An explosion of healthcare data has created an infinite need for clinical and patient-based data analytics. The roles and expectations of a financial analyst have been transformed from one who answers business intelligence questions to one who publishes data in the form of visualizations that allow hospital leadership to drill down into the data, and discover relationships and effect organizational change. Data is powerful. There's always one side that says, "I think this is happening because …," but without data, who knows? By collectively bringing all the data together we can get past the myths and to the truth for performance improvement.
At Regions, we find ourselves with laptops in meetings not to take notes but to access information quickly and to work with our clinical partners during the meeting – not a month later or three months later. The ability to access the data and let your clinical partners know there is an issue that they can target to meet a need – that is the role of a financial analyst today. All teams need quick access data to be a strong healthcare facility.
In the past, financial analysts at Regions Hospital were human calculators, tied to their desks, mining data to answer specific questions by accessing general ledger and volume data and later patient utilization and cost data. We would deliver specific reports for specific users – variations of same report each week, month, quarter or year. That all changed with EMRs. EMRs resulted in an explosion of data and variables. And that data has relationships to other organizational data. The variables were further multiplied by data needed to succeed in value-based reimbursement, including industry-based data analysis, consumer-based data analysis, quality measurement and outcomes reporting, ACO reporting, and so much more.
Into this explosion of healthcare data the analysts steps. Financial analysts are often used as the first resource to extract and summarize information when someone asks, "Is this true?" or "Is this really what happened?" But in the current environment, the volume of data and variables is so high, the analyst cannot fetch and juggle all of it for others. It's too much. In their new role, analysts are instead the bridges to make the associations between data, to listen to what others want, discern how they want it, build or direct the building of data visualization tools, and teach others how to use the tools.
The data and facts can be published and made accessible directly to the user via intuitive displays. The tools need to associate the data – to put finance data next to satisfaction data, next to quality and disparities data – to see how they relate. We don't run reports much anymore; we bring together data from different systems, associate it, and publish it to give the leadership the flexibility to get what they want.
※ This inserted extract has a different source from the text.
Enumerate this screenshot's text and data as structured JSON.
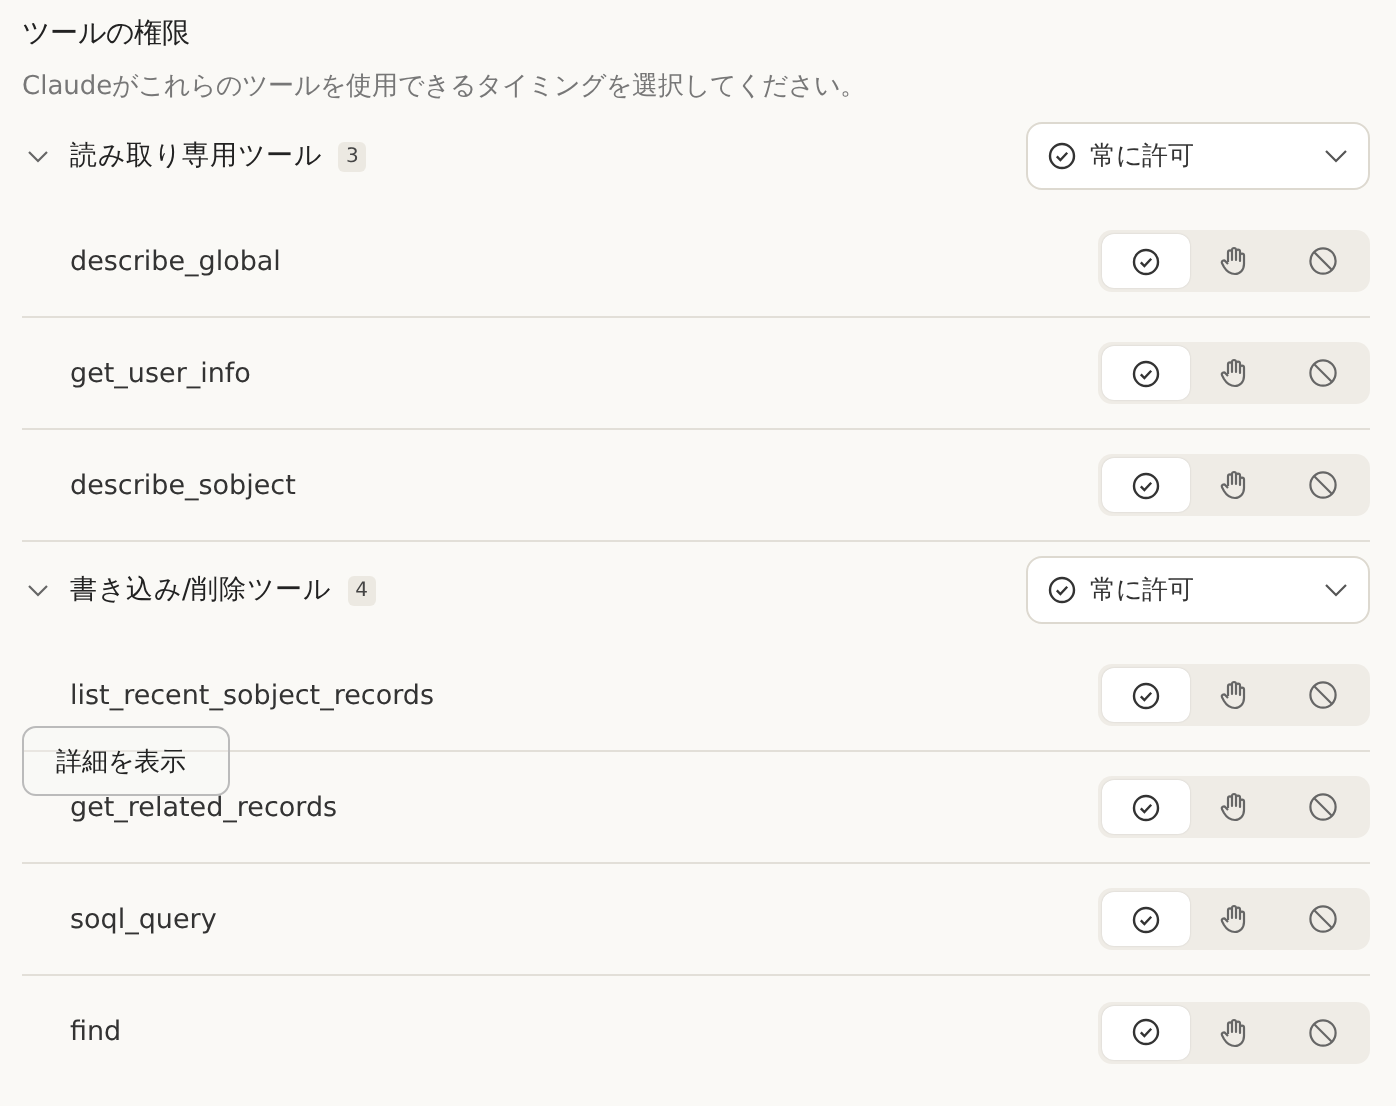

The diverse team we use to develop these tools includes data experts, clinical experts and financial experts. This diversity ensures the data we collect will factor in all the relevant parts of the business, and the information will be delivered in a way that informs decisions most effectively. Comprehensive and fast mobile tools provide ongoing access to data and information. As a result, Regions has dispelled internal myths and achieved traction on some real practical clinical and operational barriers by drilling down in the data in flexible ways. With these tools, users can understand the data and variances without needing analyst intermediaries to juggle the data for them. This is the new role of the financial analyst.
You can learn more about the data culture and specific data visualization tools built by financial analysts at Regions Hospital in this healthcare analytics on-demand webinar.